The game against Ivory Coast will give us an idea as to how far we can go as a team in this CAN because we have a young team that is evolving. We are working hard to try and become a giant of African football. But for now I hope we can battle to take points, qualify and try and win our group – even if Ivory Coast are the favourites. Our main goal is to qualify and if we can manage that it will be a fantastic achievement for Burkina Faso.
JF: You have often been referred to in Africa and around the world as ‘the Burkinabe Ronaldo’ and you are very popular in your homeland. How do you feel about that tag and what is it like to represent your country at such a high level?
JP: For me I’m really happy that the people of Burkina Faso like me. They encourage and support me a lot. I am working hard to try and reach a high level. I think the Burkinabe public want to see a player evolve and develop to the level of big players like Samuel Eto’o and Didier Drogba. These people have worked very hard and I know that it hasn’t been easy for them to achieve what they have. I hope that everything I am doing now will eventually help me achieve my goals.
Regarding the comparisons people make between me and Ronaldo in Burkina, I’m happy that people would talk about me in those terms even if it is a bit exaggerated. I still need to reach a level where I become even more decisive and influential in games. So I will continue to work hard.

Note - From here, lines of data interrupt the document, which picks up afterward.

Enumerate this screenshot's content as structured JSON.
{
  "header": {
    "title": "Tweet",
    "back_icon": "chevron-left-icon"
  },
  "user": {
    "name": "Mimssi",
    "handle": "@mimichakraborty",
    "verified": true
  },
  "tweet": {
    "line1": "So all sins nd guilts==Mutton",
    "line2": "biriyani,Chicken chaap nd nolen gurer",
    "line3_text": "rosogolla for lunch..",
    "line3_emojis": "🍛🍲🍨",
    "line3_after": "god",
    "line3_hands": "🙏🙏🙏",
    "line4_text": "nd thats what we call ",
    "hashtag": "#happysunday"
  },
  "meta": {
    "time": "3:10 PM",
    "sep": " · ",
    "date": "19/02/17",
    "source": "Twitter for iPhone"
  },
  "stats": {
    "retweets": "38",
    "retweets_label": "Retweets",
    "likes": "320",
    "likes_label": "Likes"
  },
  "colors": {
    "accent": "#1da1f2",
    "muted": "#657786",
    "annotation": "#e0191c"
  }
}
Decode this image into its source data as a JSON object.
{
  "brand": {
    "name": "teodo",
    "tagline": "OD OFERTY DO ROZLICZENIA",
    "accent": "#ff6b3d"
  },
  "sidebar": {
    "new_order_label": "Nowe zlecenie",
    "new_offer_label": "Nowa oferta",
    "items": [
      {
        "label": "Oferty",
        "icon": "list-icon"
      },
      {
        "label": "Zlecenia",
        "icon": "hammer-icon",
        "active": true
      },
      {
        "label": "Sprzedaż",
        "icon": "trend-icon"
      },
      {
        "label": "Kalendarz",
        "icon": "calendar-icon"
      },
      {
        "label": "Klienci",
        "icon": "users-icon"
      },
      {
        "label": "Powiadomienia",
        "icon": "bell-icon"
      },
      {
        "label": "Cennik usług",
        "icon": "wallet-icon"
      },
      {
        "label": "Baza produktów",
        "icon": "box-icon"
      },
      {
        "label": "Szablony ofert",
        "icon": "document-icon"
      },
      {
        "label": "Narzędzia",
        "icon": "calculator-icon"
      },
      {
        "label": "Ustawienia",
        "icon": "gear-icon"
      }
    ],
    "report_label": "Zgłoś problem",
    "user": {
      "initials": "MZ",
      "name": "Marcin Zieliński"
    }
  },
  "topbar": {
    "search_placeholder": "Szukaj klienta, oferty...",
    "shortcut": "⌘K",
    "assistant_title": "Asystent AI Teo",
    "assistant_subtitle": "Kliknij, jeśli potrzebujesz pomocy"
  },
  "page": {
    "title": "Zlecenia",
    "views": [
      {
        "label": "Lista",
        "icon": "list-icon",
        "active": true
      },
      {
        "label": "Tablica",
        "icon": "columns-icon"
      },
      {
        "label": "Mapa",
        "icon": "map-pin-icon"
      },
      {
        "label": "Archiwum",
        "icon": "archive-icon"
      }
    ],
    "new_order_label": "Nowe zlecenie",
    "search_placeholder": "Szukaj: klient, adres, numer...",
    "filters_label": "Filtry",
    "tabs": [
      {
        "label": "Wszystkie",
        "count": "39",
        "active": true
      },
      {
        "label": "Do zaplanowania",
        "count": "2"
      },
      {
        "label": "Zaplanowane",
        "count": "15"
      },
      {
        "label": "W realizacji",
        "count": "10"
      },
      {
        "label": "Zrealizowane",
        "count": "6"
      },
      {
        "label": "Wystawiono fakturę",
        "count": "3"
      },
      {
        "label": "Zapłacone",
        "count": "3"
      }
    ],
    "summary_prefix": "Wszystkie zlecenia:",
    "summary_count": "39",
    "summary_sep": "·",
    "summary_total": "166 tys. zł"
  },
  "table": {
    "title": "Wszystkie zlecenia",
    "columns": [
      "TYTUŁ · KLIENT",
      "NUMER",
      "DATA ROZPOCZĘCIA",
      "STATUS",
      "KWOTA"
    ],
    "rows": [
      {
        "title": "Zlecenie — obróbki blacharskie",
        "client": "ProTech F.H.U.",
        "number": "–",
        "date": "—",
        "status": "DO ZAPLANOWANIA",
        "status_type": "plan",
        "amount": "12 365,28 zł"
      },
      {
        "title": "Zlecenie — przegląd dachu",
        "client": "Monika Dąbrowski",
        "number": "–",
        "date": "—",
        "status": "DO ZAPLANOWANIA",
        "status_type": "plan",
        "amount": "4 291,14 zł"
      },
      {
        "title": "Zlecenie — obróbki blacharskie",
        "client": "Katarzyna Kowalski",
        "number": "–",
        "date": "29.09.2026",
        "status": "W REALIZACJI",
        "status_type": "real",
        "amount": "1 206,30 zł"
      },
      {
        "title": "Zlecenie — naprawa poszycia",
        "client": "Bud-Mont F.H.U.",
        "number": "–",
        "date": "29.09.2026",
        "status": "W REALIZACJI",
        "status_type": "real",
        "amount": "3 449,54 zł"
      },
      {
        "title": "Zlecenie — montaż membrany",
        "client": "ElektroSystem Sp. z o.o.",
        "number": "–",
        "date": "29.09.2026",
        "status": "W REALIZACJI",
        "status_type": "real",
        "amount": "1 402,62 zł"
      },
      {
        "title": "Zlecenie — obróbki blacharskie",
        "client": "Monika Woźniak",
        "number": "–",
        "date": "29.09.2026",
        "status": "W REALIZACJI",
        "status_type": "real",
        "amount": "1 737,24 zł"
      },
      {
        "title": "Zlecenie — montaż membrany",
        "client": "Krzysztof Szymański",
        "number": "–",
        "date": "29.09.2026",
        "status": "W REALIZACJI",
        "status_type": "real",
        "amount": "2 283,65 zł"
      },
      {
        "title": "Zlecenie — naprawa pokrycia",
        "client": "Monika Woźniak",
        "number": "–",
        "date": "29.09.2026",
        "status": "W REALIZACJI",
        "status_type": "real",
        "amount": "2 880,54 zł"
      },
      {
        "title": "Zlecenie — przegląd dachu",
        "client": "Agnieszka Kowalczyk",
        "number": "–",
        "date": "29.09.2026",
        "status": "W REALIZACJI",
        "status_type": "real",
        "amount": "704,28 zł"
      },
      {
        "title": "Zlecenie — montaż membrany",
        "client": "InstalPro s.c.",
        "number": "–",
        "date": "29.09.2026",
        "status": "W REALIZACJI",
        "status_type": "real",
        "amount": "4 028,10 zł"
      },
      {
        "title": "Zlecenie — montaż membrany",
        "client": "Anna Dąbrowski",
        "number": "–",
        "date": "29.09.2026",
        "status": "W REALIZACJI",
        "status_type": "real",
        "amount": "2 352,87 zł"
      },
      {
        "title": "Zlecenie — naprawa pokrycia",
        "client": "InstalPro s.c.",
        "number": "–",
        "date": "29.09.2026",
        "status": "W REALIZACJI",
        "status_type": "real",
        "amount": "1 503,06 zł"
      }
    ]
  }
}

I have my own qualities and I hope that with these qualities one day people will be comparing others to Jonathan Pitroipa.